CIG-DNF joint seminar: Prof. Frank Kooy, DNF Aud., Bugnon 7-9, Jan. 28, 2020

Abstract: Many pathways have been involved in pathophysiology of the fragile X syndrome, one of the more frequent genetic causes of intellectual disability and autism. This review highlights the recent insights in the role the abnormalities in the GABAergic system play in the disorder. Since the initial observations made that the expression of specific subunits of the GABA(A) receptor were underexpressed in the fragile X knockout mouse model more than a decade ago, evidence has accumulated that the expression of approximately half of the GABAergic system is compromised in multiple species, including in fragile X patients. Functional consequences of the GABAergic deficiencies could be measured using whole-cell voltage clamp recordings.
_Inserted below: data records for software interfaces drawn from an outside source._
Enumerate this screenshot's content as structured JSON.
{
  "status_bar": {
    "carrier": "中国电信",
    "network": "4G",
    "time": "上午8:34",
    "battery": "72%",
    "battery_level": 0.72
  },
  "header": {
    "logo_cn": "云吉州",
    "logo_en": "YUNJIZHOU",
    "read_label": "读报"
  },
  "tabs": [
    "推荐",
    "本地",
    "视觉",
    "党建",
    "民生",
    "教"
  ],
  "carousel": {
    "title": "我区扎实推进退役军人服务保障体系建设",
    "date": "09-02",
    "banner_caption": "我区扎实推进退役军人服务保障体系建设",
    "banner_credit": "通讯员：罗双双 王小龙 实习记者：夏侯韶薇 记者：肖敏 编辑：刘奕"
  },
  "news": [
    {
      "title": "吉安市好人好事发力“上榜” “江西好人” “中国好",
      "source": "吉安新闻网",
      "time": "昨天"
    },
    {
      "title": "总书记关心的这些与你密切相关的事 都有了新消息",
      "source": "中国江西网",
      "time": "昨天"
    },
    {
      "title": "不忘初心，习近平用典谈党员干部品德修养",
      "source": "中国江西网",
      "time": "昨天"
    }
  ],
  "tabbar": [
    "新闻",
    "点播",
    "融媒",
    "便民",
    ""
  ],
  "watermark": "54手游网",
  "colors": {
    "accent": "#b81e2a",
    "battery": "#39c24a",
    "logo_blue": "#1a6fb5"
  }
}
In an in vitro model of  cortical microcircuitry we observed that the loss of FMRP largely affected the electrophysiological   correlates  of  network  development  and  maturation  but  caused  less  alterations  in  single  –  cell   phenotypes Pharmalogical treatment with agonist of the receptor was been able to restore several behavioral deficits in the fragile X mouse model, including seizures, marble burying and, in part, prepulse inhibition. Trials in patients with the same agonist have demonstrated encouraging post-hoc results in the most severely affected patients, although no effect could be demonstrated in the patient group as a whole.. In conclusion, there can be little doubt that the GABAergic system is compromised in the fragile X syndrome, but also in other neurodevelopmental disorders,  and that these abnormalities contribute to the clinical abnormalities observed.


You can access the DNF using public transportation. If you arrive by car, as we have no available parking places on site (Bugnon 7-9), please find a parking place at the Hospital parking or in a blue parking zone along the road.